I have been searching for the answer to the following question:
Why is it of utmost importance that believers understand the times we live in and know with as much certainty as possible the timing and sequence of prophetic events the will (are) unfolding?
Time and time again, I speak with believers who either have no knowledge of eschatology or very little knowledge of this topic. I also encounter believers who say that spiritual preparation only evolves prayer, bible study and fellowship with other believers. There is no need to study the Book of Revelation, Daniel, Matt. 24, etc. They believe that a true relationship with the Lord is all they need in these endtimes.
For some reason there is a burning desire in my heart that there is something wrong with this thinking. I have not been able to articulate the reason why it is so important to understand that we will encounter the Antichrist and his assault on the people of God; a time like no other in all of biblical history.
Pastors are not preaching this message from the pulpits. America Christians are going about their daily lives attending church, going to conferences and whatever else they do with no perception of what will befall us in the coming future.
Thanks for the question. I have been asked this more than a few times.
Some of the most severe warnings in the Bible relate to eschatological warnings from Jesus, Paul, Peter, the book of Revelation, and not least the prophets. These warnings are of two kinds: (1) during the great tribulation there will be the temptation for the church to believe false teachings, and (2) the temptation to avoid persecution by worshiping Antichrist. Someone may be saying, “Oh, I could never bow the knee to Antichrist.” Really?
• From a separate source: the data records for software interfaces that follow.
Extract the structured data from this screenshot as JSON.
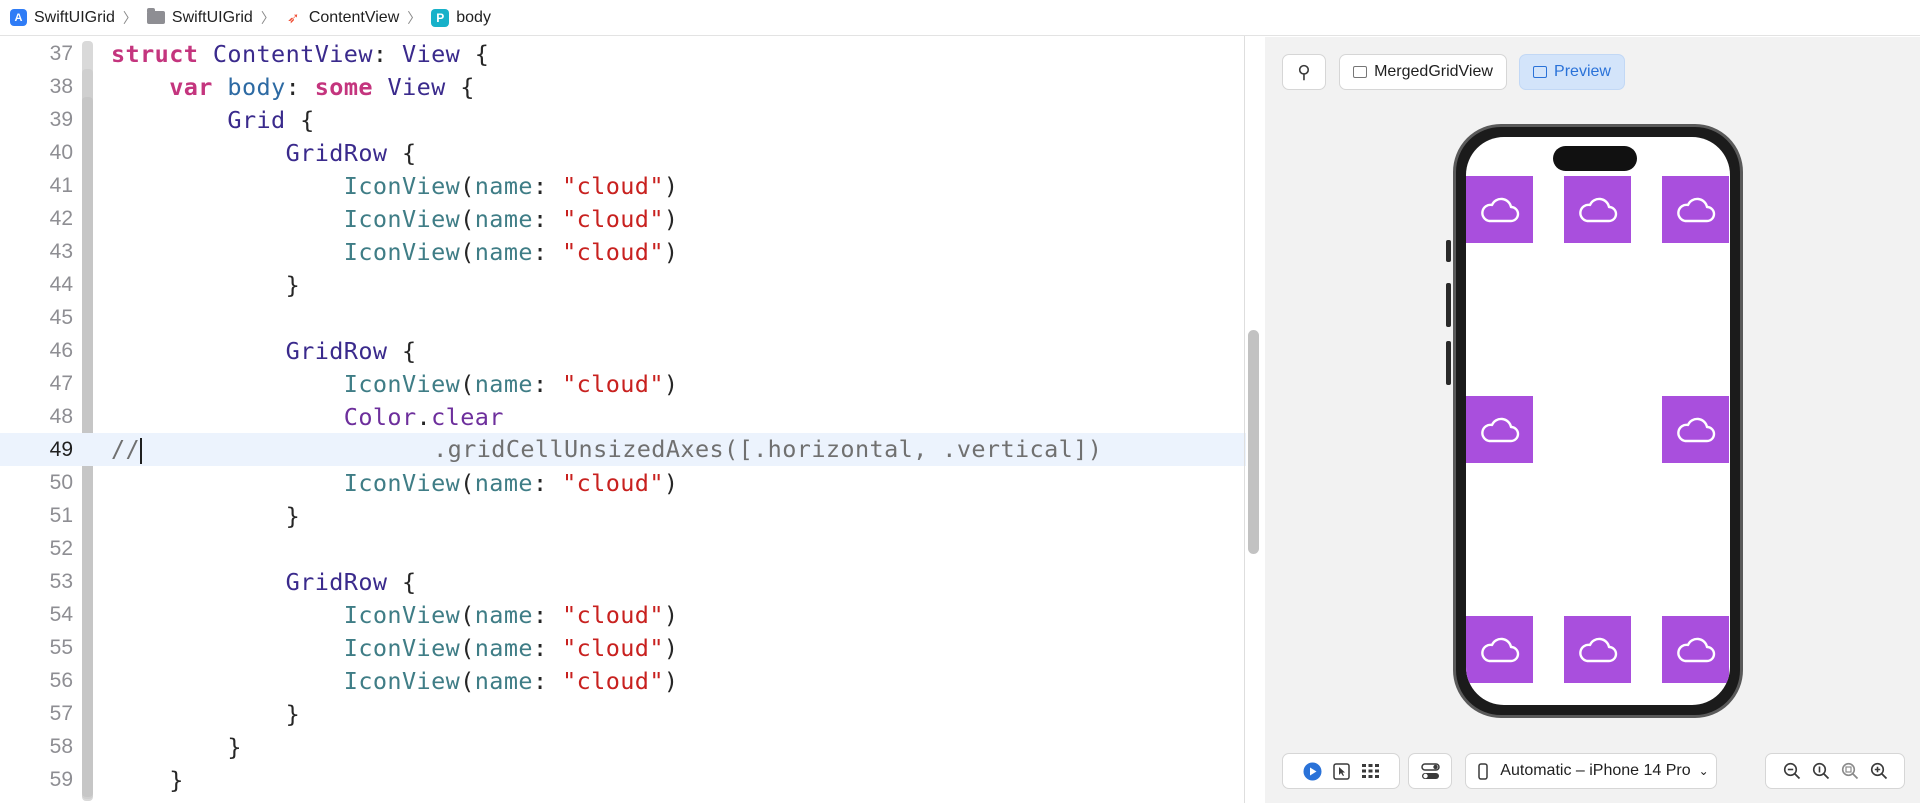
{
  "breadcrumb": {
    "items": [
      {
        "label": "SwiftUIGrid",
        "icon": "app-icon"
      },
      {
        "label": "SwiftUIGrid",
        "icon": "folder-icon"
      },
      {
        "label": "ContentView",
        "icon": "swift-file-icon"
      },
      {
        "label": "body",
        "icon": "property-icon"
      }
    ],
    "separator": "〉"
  },
  "editor": {
    "current_line": 49,
    "lines": [
      {
        "n": "37"
      },
      {
        "n": "38"
      },
      {
        "n": "39"
      },
      {
        "n": "40"
      },
      {
        "n": "41"
      },
      {
        "n": "42"
      },
      {
        "n": "43"
      },
      {
        "n": "44"
      },
      {
        "n": "45"
      },
      {
        "n": "46"
      },
      {
        "n": "47"
      },
      {
        "n": "48"
      },
      {
        "n": "49"
      },
      {
        "n": "50"
      },
      {
        "n": "51"
      },
      {
        "n": "52"
      },
      {
        "n": "53"
      },
      {
        "n": "54"
      },
      {
        "n": "55"
      },
      {
        "n": "56"
      },
      {
        "n": "57"
      },
      {
        "n": "58"
      },
      {
        "n": "59"
      }
    ],
    "tokens": {
      "struct": "struct",
      "ContentView": "ContentView",
      "colon": ":",
      "View": "View",
      "brace_open": "{",
      "brace_close": "}",
      "var": "var",
      "body": "body",
      "some": "some",
      "Grid": "Grid",
      "GridRow": "GridRow",
      "IconView": "IconView",
      "paren_open": "(",
      "paren_close": ")",
      "name": "name",
      "cloud": "\"cloud\"",
      "Color": "Color",
      "dot": ".",
      "clear": "clear",
      "comment": "//",
      "modifier": ".gridCellUnsizedAxes([.horizontal, .vertical])"
    }
  },
  "preview": {
    "pin_label": "",
    "view_button": "MergedGridView",
    "preview_button": "Preview",
    "device": "Automatic – iPhone 14 Pro",
    "colors": {
      "cell": "#a94fdd",
      "accent": "#2a72d8"
    }
  }
}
The apostle Peter thought he would never betray his Lord three times. But he did. Indeed, he received forgiveness for his betrayal. However, with Antichrist there will be no second chance (Rev 14:9–12). Jesus says that these temptations will be so great that if it were possible the elect would be deceived (Matt 24:24).
So Jesus employs warnings as a means to persevere the elect. Those who do not persevere will prove that they were never truly God’s own.
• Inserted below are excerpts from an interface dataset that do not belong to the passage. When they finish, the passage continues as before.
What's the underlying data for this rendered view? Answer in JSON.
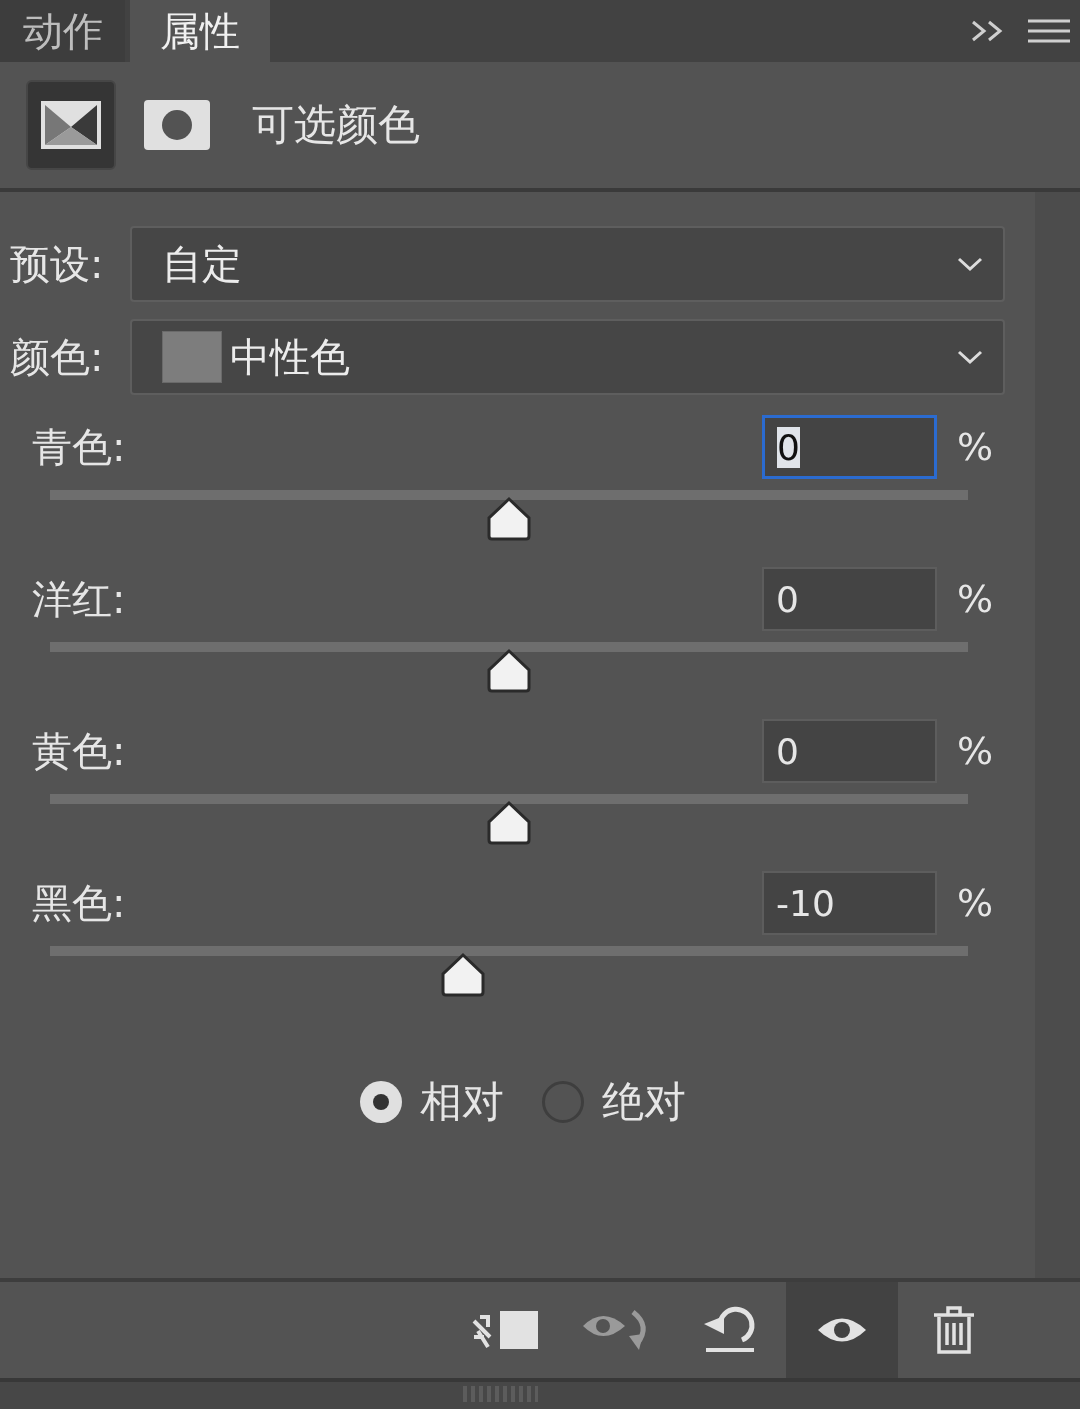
{
  "tabs": [
    {
      "label": "动作",
      "selected": false
    },
    {
      "label": "属性",
      "selected": true
    }
  ],
  "header": {
    "title": "可选颜色",
    "modes": [
      {
        "kind": "adjustment",
        "selected": true
      },
      {
        "kind": "mask",
        "selected": false
      }
    ]
  },
  "preset": {
    "label": "预设:",
    "value": "自定"
  },
  "color": {
    "label": "颜色:",
    "value": "中性色"
  },
  "sliders": [
    {
      "label": "青色:",
      "value": "0",
      "unit": "%",
      "level": 0.5,
      "focused": true
    },
    {
      "label": "洋红:",
      "value": "0",
      "unit": "%",
      "level": 0.5,
      "focused": false
    },
    {
      "label": "黄色:",
      "value": "0",
      "unit": "%",
      "level": 0.5,
      "focused": false
    },
    {
      "label": "黑色:",
      "value": "-10",
      "unit": "%",
      "level": 0.45,
      "focused": false
    }
  ],
  "method": [
    {
      "label": "相对",
      "selected": true
    },
    {
      "label": "绝对",
      "selected": false
    }
  ],
  "toolbar": [
    {
      "kind": "clip",
      "disabled": false,
      "selected": false
    },
    {
      "kind": "previous",
      "disabled": true,
      "selected": false
    },
    {
      "kind": "reset",
      "disabled": false,
      "selected": false
    },
    {
      "kind": "visibility",
      "disabled": false,
      "selected": true
    },
    {
      "kind": "delete",
      "disabled": false,
      "selected": false
    }
  ]
}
There is a phenomenon I have seen in the church. Many want to affirm the “exhortation” teachings of Jesus concerning his coming, for example, the parable of the ten virgins. But they do not want to affirm the didactic teaching of the events before the Lord’s return—which the exhortations are based on! That mindset may sound pious, but it is not biblical reality. The thinking is, “We need to heed Jesus’ warnings to be spiritually prepared for his return; but we should not be concerned about the events leading up to his return.”
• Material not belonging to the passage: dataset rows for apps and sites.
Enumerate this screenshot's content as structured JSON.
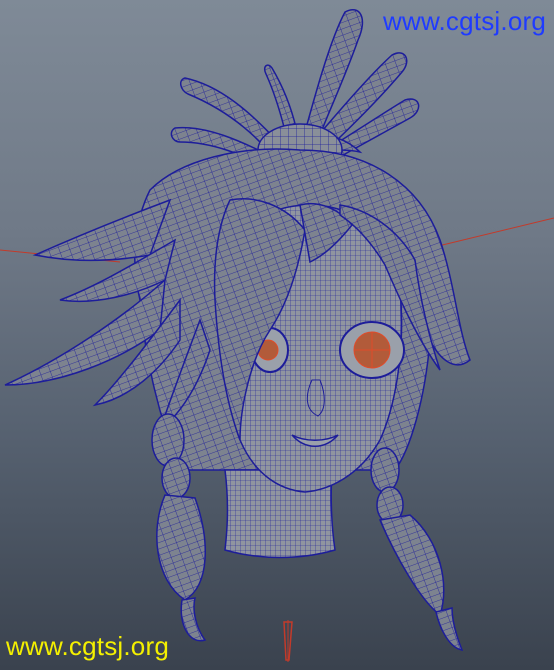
{
  "viewport": {
    "object_name": "anime-girl-head-wireframe-model",
    "colors": {
      "background_top": "#7f8a97",
      "background_bottom": "#3a424e",
      "wire_color": "#1d1d9a",
      "shaded_surface": "#8b909b",
      "axis_line": "#c33a2a"
    }
  },
  "watermarks": {
    "top_text": "www.cgtsj.org",
    "bottom_text": "www.cgtsj.org",
    "top_color": "#1f3bff",
    "bottom_color": "#f4f000"
  }
}
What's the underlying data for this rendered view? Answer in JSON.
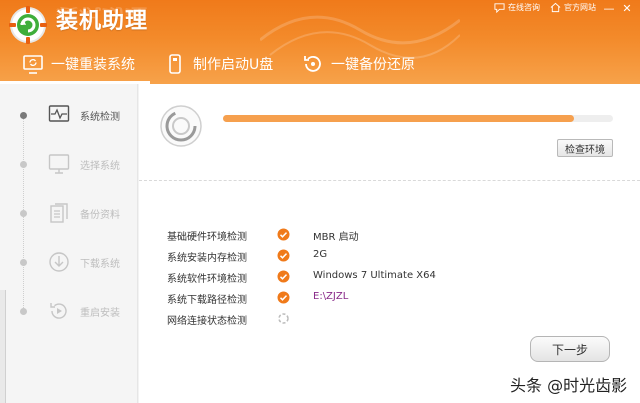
{
  "app": {
    "title": "装机助理"
  },
  "top_links": [
    {
      "label": "在线咨询",
      "icon": "chat-icon"
    },
    {
      "label": "官方网站",
      "icon": "home-icon"
    }
  ],
  "window": {
    "minimize": "—",
    "close": "✕"
  },
  "nav": {
    "tabs": [
      {
        "label": "一键重装系统",
        "icon": "reinstall-icon",
        "active": true
      },
      {
        "label": "制作启动U盘",
        "icon": "usb-icon",
        "active": false
      },
      {
        "label": "一键备份还原",
        "icon": "restore-icon",
        "active": false
      }
    ]
  },
  "sidebar": {
    "items": [
      {
        "label": "系统检测",
        "icon": "pulse-monitor-icon",
        "active": true
      },
      {
        "label": "选择系统",
        "icon": "monitor-icon",
        "active": false
      },
      {
        "label": "备份资料",
        "icon": "documents-icon",
        "active": false
      },
      {
        "label": "下载系统",
        "icon": "download-icon",
        "active": false
      },
      {
        "label": "重启安装",
        "icon": "restart-icon",
        "active": false
      }
    ]
  },
  "main": {
    "progress": 0.9,
    "check_button": "检查环境",
    "checks": [
      {
        "label": "基础硬件环境检测",
        "status": "ok",
        "value": "MBR 启动",
        "link": false
      },
      {
        "label": "系统安装内存检测",
        "status": "ok",
        "value": "2G",
        "link": false
      },
      {
        "label": "系统软件环境检测",
        "status": "ok",
        "value": "Windows 7 Ultimate X64",
        "link": false
      },
      {
        "label": "系统下载路径检测",
        "status": "ok",
        "value": "E:\\ZJZL",
        "link": true
      },
      {
        "label": "网络连接状态检测",
        "status": "loading",
        "value": "",
        "link": false
      }
    ],
    "next_button": "下一步"
  },
  "watermark": {
    "text": "头条 @时光齿影"
  },
  "colors": {
    "accent": "#f07a1a",
    "progress": "#f6a04e",
    "check_ok": "#f07a1a",
    "link": "#8a2b8a"
  }
}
For example, they will ignore or give lip service to Jesus’ didactic teaching in Matthew 24:1–35; but will then apply verses 36 through chapter 25 to the church. That is selective using of Jesus’ teaching. It needs to be taken as a whole, not isolating its parts from each other.
To illustrate this, pretribulationist Craig Blaising argues as such in, Three Views on The Rapture: Pretribulation, Prewrath, or Posttribulation. He bifurcates Jesus’ didactic teaching before Matthew 24:36 as not applying to the church, and disconnects it from the spiritual application after verse 36. Consequently, Jesus intent in Matthew 24 is distorted. The spiritual application should be seen as grounded in his teaching of the Antichrist’s great tribulation. Otherwise, his exhortations are unintelligible.
In short, difficult times are coming upon the church. Indeed, it is essential to pray and fellowship (“not neglecting to meet together, as is the habit of some, but encouraging one another, and all the more as you see the Day drawing near” Heb 10:25). But we must also immerse ourselves in the Scriptural teaching on what will befall the church in this generation or another one to come, as our Lord himself felt compelled to teach.